In considering this contention, we should have in mind the trial court's statement as to what occurred in chambers prior to the commencement of the divorce hearing. In the *713 "Additional Material to be Included in the Statement of Facts," the trial court described these events as follows:

"Prior to the commencement of trial of this cause counsel for both parties were called into chambers by me and an informal pre-trial conference was held during which period of time I asked both attorneys to state what matters they felt were most important and in what matters they were not in agreement on. Mr. Cook, for the plaintiff Ingeborg Rock, stated that the most important matter on which there was lack of agreement was on property division and that the plaintiff wife desired to be awarded the house owned by the parties in view of the fact that she was living there, would continue to be living there and it would be difficult for her to move at this time. Mr. Brink, for the defendant husband stated that their position was that the house should be sold, the proceeds divided, and that the wife could use her share of the proceeds to buy a cheaper place with lower monthly payments.

"In final argument the same positions were maintained, and additionally Mr. Cook for the plaintiff asserted that the children had become accustomed to the schools, the neighborhood, the surroundings and friends and that it would be unfortunate to order the house sold. Mr. Brink again argued against this position and asked that it be sold and had prior submitted a memorandum to the Court with regard to the court's authority to order a sale of the house. Mr. Cook, in aid of his final argument, submitted a written paper reiterating his position in argument, the needs of the wife as against her income and the income of the defendant husband.

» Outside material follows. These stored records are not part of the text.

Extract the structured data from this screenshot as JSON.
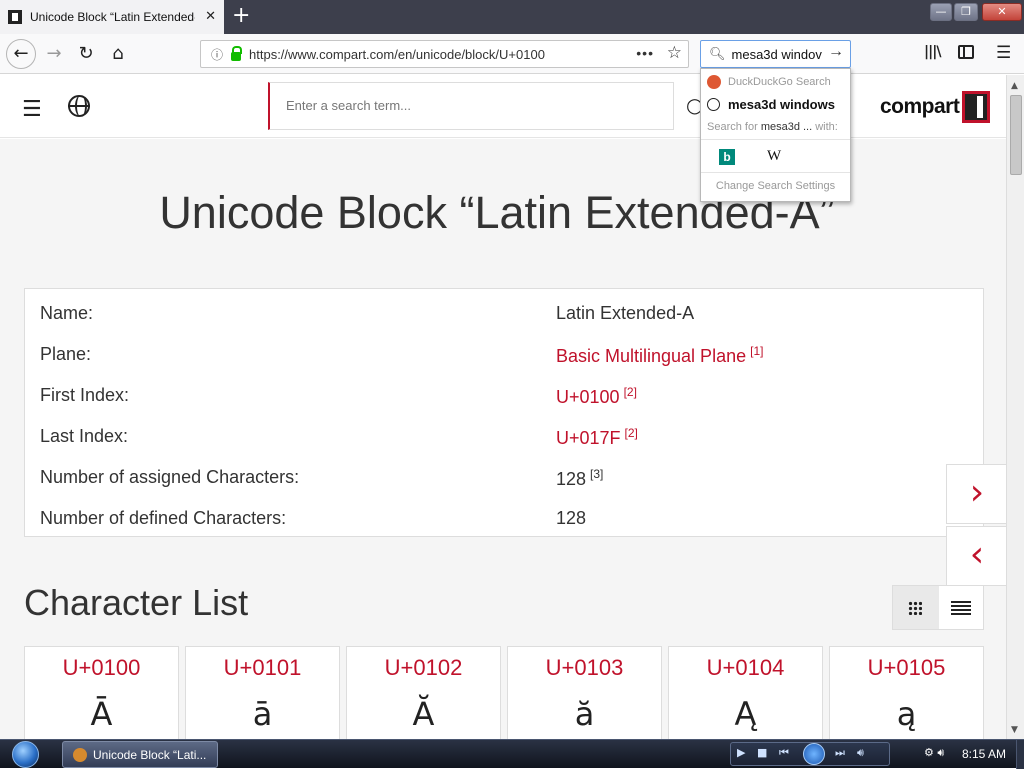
{
  "browser": {
    "tab_title": "Unicode Block “Latin Extended-A”",
    "tab_close": "✕",
    "new_tab": "+",
    "url": "https://www.compart.com/en/unicode/block/U+0100",
    "search_value": "mesa3d windov",
    "window_buttons": {
      "minimize": "—",
      "maximize": "❐",
      "close": "✕"
    }
  },
  "search_dropdown": {
    "engine_header": "DuckDuckGo Search",
    "history_item": "mesa3d windows",
    "search_for_prefix": "Search for ",
    "search_for_term": "mesa3d ...",
    "search_for_suffix": " with:",
    "engines": [
      "bing",
      "W"
    ],
    "settings": "Change Search Settings"
  },
  "site": {
    "search_placeholder": "Enter a search term...",
    "logo_text": "compart"
  },
  "page": {
    "title": "Unicode Block “Latin Extended-A”",
    "info": [
      {
        "key": "Name:",
        "value": "Latin Extended-A",
        "ref": ""
      },
      {
        "key": "Plane:",
        "value": "Basic Multilingual Plane",
        "ref": "[1]"
      },
      {
        "key": "First Index:",
        "value": "U+0100",
        "ref": "[2]"
      },
      {
        "key": "Last Index:",
        "value": "U+017F",
        "ref": "[2]"
      },
      {
        "key": "Number of assigned Characters:",
        "value": "128",
        "ref": "[3]"
      },
      {
        "key": "Number of defined Characters:",
        "value": "128",
        "ref": ""
      }
    ],
    "charlist_title": "Character List",
    "chars": [
      {
        "code": "U+0100",
        "glyph": "Ā"
      },
      {
        "code": "U+0101",
        "glyph": "ā"
      },
      {
        "code": "U+0102",
        "glyph": "Ă"
      },
      {
        "code": "U+0103",
        "glyph": "ă"
      },
      {
        "code": "U+0104",
        "glyph": "Ą"
      },
      {
        "code": "U+0105",
        "glyph": "ą"
      }
    ],
    "next_arrow": "›",
    "prev_arrow": "‹"
  },
  "taskbar": {
    "task_label": "Unicode Block “Lati...",
    "clock": "8:15 AM"
  },
  "colors": {
    "accent": "#c0122b",
    "tab_bar": "#3d3f4c"
  }
}
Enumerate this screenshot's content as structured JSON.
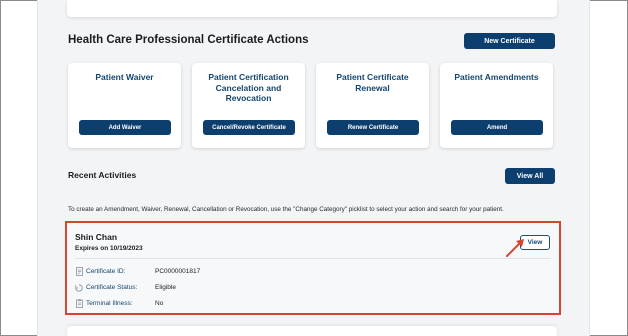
{
  "actions": {
    "title": "Health Care Professional Certificate Actions",
    "new_certificate_label": "New Certificate",
    "cards": [
      {
        "title": "Patient Waiver",
        "button": "Add Waiver"
      },
      {
        "title": "Patient Certification Cancelation and Revocation",
        "button": "Cancel/Revoke Certificate"
      },
      {
        "title": "Patient Certificate Renewal",
        "button": "Renew Certificate"
      },
      {
        "title": "Patient Amendments",
        "button": "Amend"
      }
    ]
  },
  "recent": {
    "title": "Recent Activities",
    "view_all_label": "View All",
    "instructions": "To create an Amendment, Waiver, Renewal, Cancellation or Revocation, use the \"Change Category\" picklist to select your action and search for your patient.",
    "activity": {
      "name": "Shin Chan",
      "expires": "Expires on 10/19/2023",
      "view_label": "View",
      "details": [
        {
          "label": "Certificate ID:",
          "value": "PC0000001817",
          "icon": "document-icon"
        },
        {
          "label": "Certificate Status:",
          "value": "Eligible",
          "icon": "status-icon"
        },
        {
          "label": "Terminal Illness:",
          "value": "No",
          "icon": "clipboard-icon"
        }
      ]
    }
  },
  "colors": {
    "primary": "#0d3f6e",
    "highlight": "#d6452e",
    "link_text": "#14466f",
    "page_bg": "#f3f4f6"
  }
}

Also were considered her statement of expenses in running the home as she testified were accurately stated in the interrogatories submitted by defendant and answers thereto.[[1]]

These interrogatories and answers should be made a part of the record by attachment hereto as evidence considered by the Court during the trial. All of these matters were *714 based upon Mrs. Rock remaining in the house unmarried, and with her income situation unchanged."

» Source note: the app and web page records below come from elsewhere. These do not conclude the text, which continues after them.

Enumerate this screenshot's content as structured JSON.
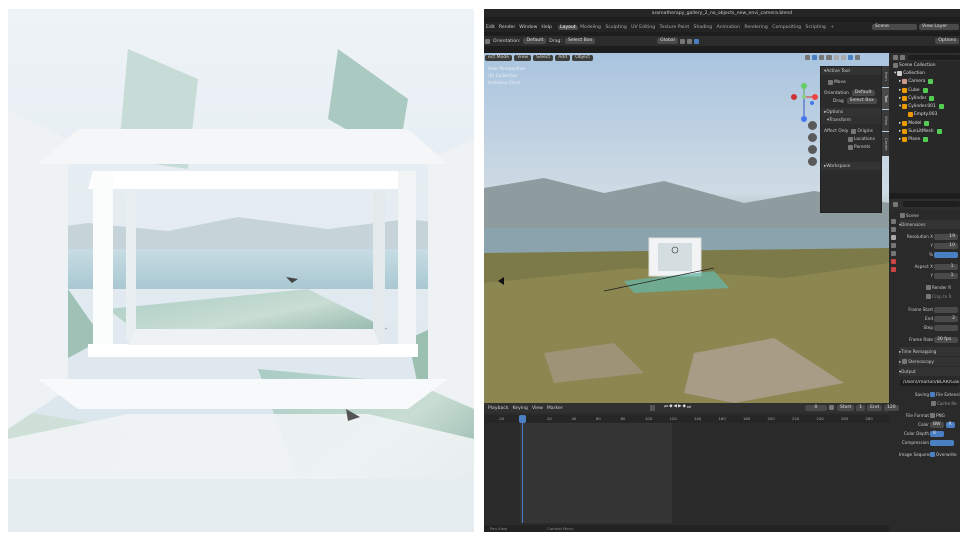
{
  "window": {
    "title": "aromatherapy_gallery_2_no_objects_new_envi_camera.blend"
  },
  "menu": [
    "Edit",
    "Render",
    "Window",
    "Help"
  ],
  "workspaces": [
    {
      "label": "Layout",
      "active": true
    },
    {
      "label": "Modeling"
    },
    {
      "label": "Sculpting"
    },
    {
      "label": "UV Editing"
    },
    {
      "label": "Texture Paint"
    },
    {
      "label": "Shading"
    },
    {
      "label": "Animation"
    },
    {
      "label": "Rendering"
    },
    {
      "label": "Compositing"
    },
    {
      "label": "Scripting"
    },
    {
      "label": "+"
    }
  ],
  "topright": {
    "scene": "Scene",
    "view_layer": "View Layer"
  },
  "tool_header": {
    "orientation_label": "Orientation:",
    "orientation_value": "Default",
    "drag_label": "Drag:",
    "drag_value": "Select Box",
    "transform_value": "Global",
    "options": "Options"
  },
  "viewport_header": {
    "mode": "ect Mode",
    "view": "View",
    "select": "Select",
    "add": "Add",
    "object": "Object"
  },
  "viewport_overlay_text": [
    "User Perspective",
    "(0) Collection",
    "Indexing Clock"
  ],
  "npanel": {
    "active_tool": "Active Tool",
    "move": "Move",
    "orientation_label": "Orientation",
    "orientation_value": "Default",
    "drag_label": "Drag",
    "drag_value": "Select Box",
    "options": "Options",
    "transform": "Transform",
    "affect_only": "Affect Only",
    "origins": "Origins",
    "locations": "Locations",
    "parents": "Parents",
    "workspace": "Workspace",
    "tabs": [
      "Item",
      "Tool",
      "View",
      "Create"
    ]
  },
  "outliner": {
    "header": "Scene Collection",
    "items": [
      {
        "label": "Collection",
        "depth": 0
      },
      {
        "label": "Camera",
        "depth": 1
      },
      {
        "label": "Cube",
        "depth": 1
      },
      {
        "label": "Cylinder",
        "depth": 1
      },
      {
        "label": "Cylinder.001",
        "depth": 1
      },
      {
        "label": "Empty.003",
        "depth": 2
      },
      {
        "label": "Model",
        "depth": 1
      },
      {
        "label": "SunLitMesh",
        "depth": 1
      },
      {
        "label": "Plane",
        "depth": 1
      }
    ]
  },
  "properties": {
    "scene": "Scene",
    "dimensions": "Dimensions",
    "rows": [
      {
        "label": "Resolution X",
        "value": "19"
      },
      {
        "label": "Y",
        "value": "10"
      },
      {
        "label": "%",
        "value": ""
      },
      {
        "label": "Aspect X",
        "value": "1."
      },
      {
        "label": "Y",
        "value": "1."
      },
      {
        "label": "",
        "value": "Render R"
      },
      {
        "label": "",
        "value": "Crop to R"
      },
      {
        "label": "Frame Start",
        "value": ""
      },
      {
        "label": "End",
        "value": "2"
      },
      {
        "label": "Step",
        "value": ""
      },
      {
        "label": "Frame Rate",
        "value": "30 fps"
      }
    ],
    "time_remapping": "Time Remapping",
    "stereoscopy": "Stereoscopy",
    "output": "Output",
    "output_path": "/Users/marlon/BLAR/Galler",
    "saving_label": "Saving",
    "file_extensions": "File Extensi",
    "cache_result": "Cache Re",
    "file_format_label": "File Format",
    "file_format_value": "PNG",
    "color_label": "Color",
    "color_bw": "BW",
    "color_r": "R",
    "color_depth_label": "Color Depth",
    "color_depth_value": "8",
    "compression_label": "Compression",
    "compression_value": "",
    "image_sequence_label": "Image Sequence",
    "overwrite": "Overwrite"
  },
  "timeline": {
    "menu": [
      "Playback",
      "Keying",
      "View",
      "Marker"
    ],
    "current_frame": "0",
    "start_label": "Start",
    "start": "1",
    "end_label": "End",
    "end": "120",
    "ruler": [
      "-20",
      "0",
      "20",
      "40",
      "60",
      "80",
      "100",
      "120",
      "140",
      "160",
      "180",
      "200",
      "220",
      "240",
      "260",
      "280"
    ]
  },
  "statusbar": [
    "Pan View",
    "Context Menu"
  ]
}
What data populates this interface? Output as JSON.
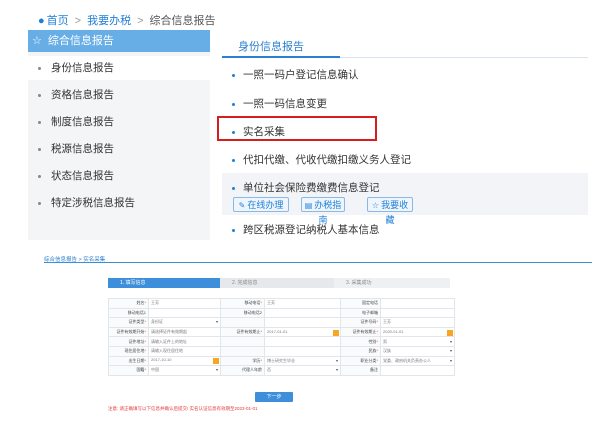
{
  "breadcrumb": {
    "home": "首页",
    "section": "我要办税",
    "current": "综合信息报告"
  },
  "sidebar": {
    "title": "综合信息报告",
    "items": [
      {
        "label": "身份信息报告"
      },
      {
        "label": "资格信息报告"
      },
      {
        "label": "制度信息报告"
      },
      {
        "label": "税源信息报告"
      },
      {
        "label": "状态信息报告"
      },
      {
        "label": "特定涉税信息报告"
      }
    ]
  },
  "main": {
    "tab_title": "身份信息报告",
    "items": [
      {
        "label": "一照一码户登记信息确认"
      },
      {
        "label": "一照一码信息变更"
      },
      {
        "label": "实名采集"
      },
      {
        "label": "代扣代缴、代收代缴扣缴义务人登记"
      },
      {
        "label": "单位社会保险费缴费信息登记"
      },
      {
        "label": "跨区税源登记纳税人基本信息"
      }
    ],
    "actions": [
      {
        "label": "在线办理",
        "icon": "edit-icon"
      },
      {
        "label": "办税指南",
        "icon": "guide-icon"
      },
      {
        "label": "我要收藏",
        "icon": "star-icon"
      }
    ]
  },
  "sub": {
    "breadcrumb": "综合信息报告 > 实名采集",
    "steps": [
      {
        "label": "1. 填写信息"
      },
      {
        "label": "2. 完成信息"
      },
      {
        "label": "3. 采集成功"
      }
    ],
    "rows": [
      [
        "姓名",
        "王芳",
        "移动电话",
        "王芳",
        "固定电话",
        ""
      ],
      [
        "移动电话1",
        "",
        "移动电话2",
        "",
        "电子邮箱",
        ""
      ],
      [
        "证件类型",
        "身份证",
        "",
        "",
        "证件号码",
        "王芳"
      ],
      [
        "证件有效期开始",
        "请选择证件有效期起",
        "证件有效期止",
        "2017-01-01",
        "证件有效期止",
        "2020-01-01"
      ],
      [
        "证件地址",
        "请输入证件上的地址",
        "",
        "",
        "性别",
        "男"
      ],
      [
        "现住居住地",
        "请输入现住居住地",
        "",
        "",
        "民族",
        "汉族"
      ],
      [
        "出生日期",
        "2017-10-10",
        "学历",
        "博士研究生毕业",
        "职业分类",
        "党委、政府机关负责办公人"
      ],
      [
        "国籍",
        "中国",
        "代理人年龄",
        "否",
        "备注",
        ""
      ]
    ],
    "next_button": "下一步",
    "note": "注意: 请正确填写以下信息并确认后提交! 实名认证信息有效期至2023-01-01"
  }
}
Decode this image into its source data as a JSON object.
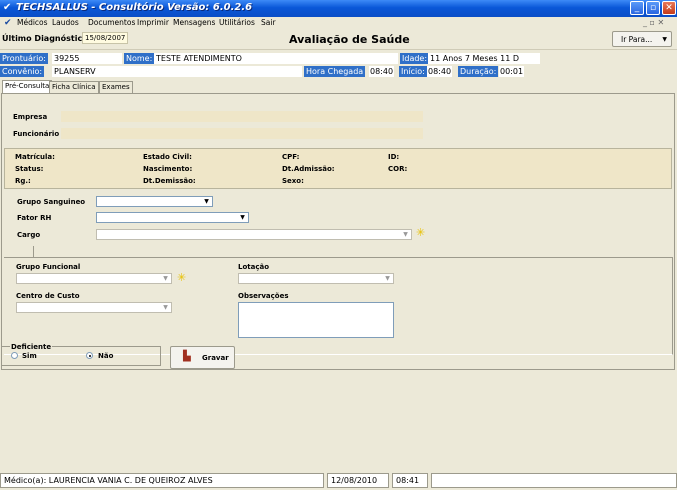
{
  "window": {
    "title": "TECHSALLUS - Consultório  Versão: 6.0.2.6",
    "app_icon": "stethoscope-icon"
  },
  "menu": [
    "Médicos",
    "Laudos",
    "Documentos",
    "Imprimir",
    "Mensagens",
    "Utilitários",
    "Sair"
  ],
  "toolbar": {
    "ultimo_label": "Último Diagnóstico",
    "ultimo_value": "15/08/2007",
    "screen_title": "Avaliação de Saúde",
    "ir_para": "Ir Para..."
  },
  "patient": {
    "prontuario_label": "Prontuário:",
    "prontuario": "39255",
    "nome_label": "Nome:",
    "nome": "TESTE ATENDIMENTO",
    "idade_label": "Idade:",
    "idade": "11 Anos 7 Meses 11 D",
    "convenio_label": "Convênio:",
    "convenio": "PLANSERV",
    "hora_label": "Hora Chegada",
    "hora": "08:40",
    "inicio_label": "Início:",
    "inicio": "08:40",
    "duracao_label": "Duração:",
    "duracao": "00:01"
  },
  "tabs": [
    "Pré-Consulta",
    "Ficha Clínica",
    "Exames"
  ],
  "empresa": {
    "empresa": "Empresa",
    "funcionario": "Funcionário"
  },
  "info": {
    "c1": [
      "Matrícula:",
      "Status:",
      "Rg.:"
    ],
    "c2": [
      "Estado Civil:",
      "Nascimento:",
      "Dt.Demissão:"
    ],
    "c3": [
      "CPF:",
      "Dt.Admissão:",
      "Sexo:"
    ],
    "c4": [
      "ID:",
      "COR:"
    ]
  },
  "form": {
    "grupo_sanguineo": "Grupo Sanguineo",
    "fator_rh": "Fator RH",
    "cargo": "Cargo",
    "grupo_funcional": "Grupo Funcional",
    "lotacao": "Lotação",
    "centro_custo": "Centro de Custo",
    "observacoes": "Observações"
  },
  "deficiente": {
    "label": "Deficiente",
    "sim": "Sim",
    "nao": "Não",
    "selected": "Não"
  },
  "gravar": "Gravar",
  "status": {
    "medico": "Médico(a): LAURENCIA VANIA C. DE QUEIROZ ALVES",
    "date": "12/08/2010",
    "time": "08:41"
  }
}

[4] Appellant argues that respondent had already had a fair trial in the divorce action, and hence it was an abuse of discretion to grant him a new trial, citing Rettinger v. Bresnahan, 42 Wn. (2d) 631, 257 P. (2d) 633 (1953). That case recognizes our rule that the trial court's discretion in granting or denying a new trial will not be reversed on appeal "unless it can be said from the record that the court abused its discretion."

We have also held many times that a much stronger showing is required to overturn an order granting a new trial than is required to overturn an order denying a new trial. State v. Taylor, 60 Wn. (2d) 32, 371 P. (2d) 617 (1962), and cases cited therein.

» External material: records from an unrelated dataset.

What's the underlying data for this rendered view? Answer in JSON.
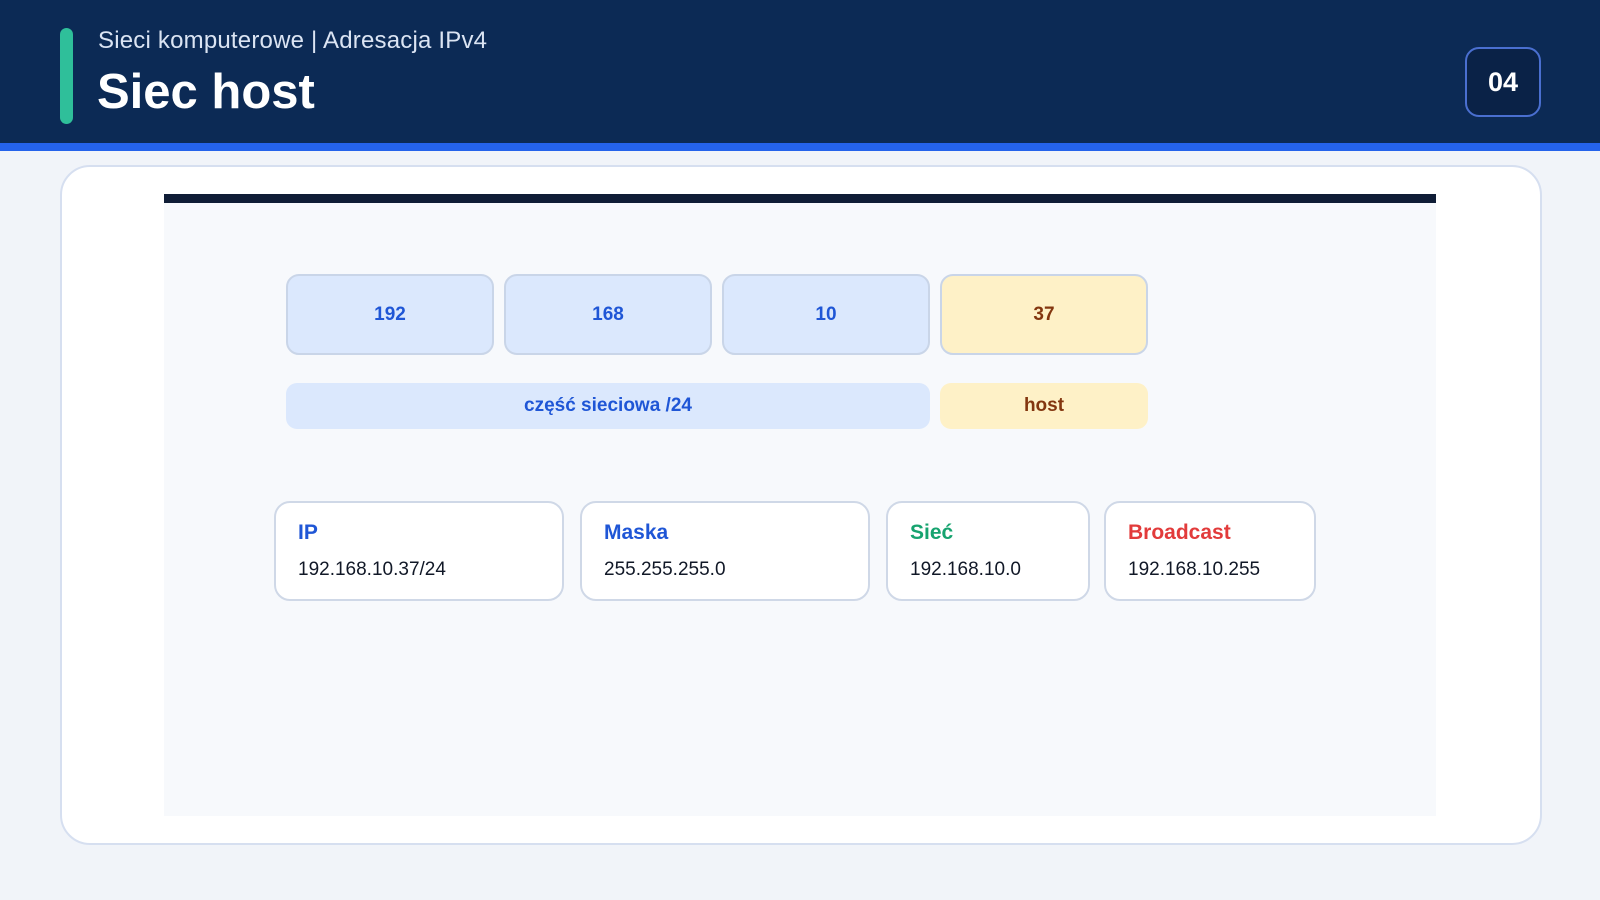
{
  "header": {
    "subtitle": "Sieci komputerowe | Adresacja IPv4",
    "title": "Siec host",
    "page_number": "04"
  },
  "diagram": {
    "octets": [
      {
        "value": "192",
        "part": "network"
      },
      {
        "value": "168",
        "part": "network"
      },
      {
        "value": "10",
        "part": "network"
      },
      {
        "value": "37",
        "part": "host"
      }
    ],
    "segments": {
      "network_label": "część sieciowa /24",
      "host_label": "host"
    },
    "info_cards": [
      {
        "label": "IP",
        "value": "192.168.10.37/24",
        "color": "#1f56d6"
      },
      {
        "label": "Maska",
        "value": "255.255.255.0",
        "color": "#1f56d6"
      },
      {
        "label": "Sieć",
        "value": "192.168.10.0",
        "color": "#16a36f"
      },
      {
        "label": "Broadcast",
        "value": "192.168.10.255",
        "color": "#e23b3b"
      }
    ]
  },
  "colors": {
    "header_bg": "#0c2a55",
    "accent": "#2fbf9a",
    "brand_blue": "#2563eb",
    "network_fill": "#dbe8fd",
    "host_fill": "#fef1c7"
  }
}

The trial court's order in the present case (quoted above) describes in detail the court's reasons for granting respondent a new trial, and states, in conclusion, that substantial justice has not been done.

From our examination of the record, we are unable to say that the trial court abused its discretion in granting a new trial, and, therefore, its order is in all respects affirmed.



[*] Reported in 384 P. (2d) 347.

[1] On November 29, 1961 (which was thirty days before she married Mr. John), appellant answered certain interrogatories as follows: "28. What is Mr. Walter John's present address? Plaintiff does not know. 29. What is Mr. Walter John's present employment? Plaintiff does not know.... 36. Have you consented to marry Mr. Walter John after entry of a decree of divorce in this case? No.... 39. What are your plans with regard to where you are going to live after the entry of a decree of divorce? 2320 N.W. Blue Ridge Drive, Seattle 77, Washington."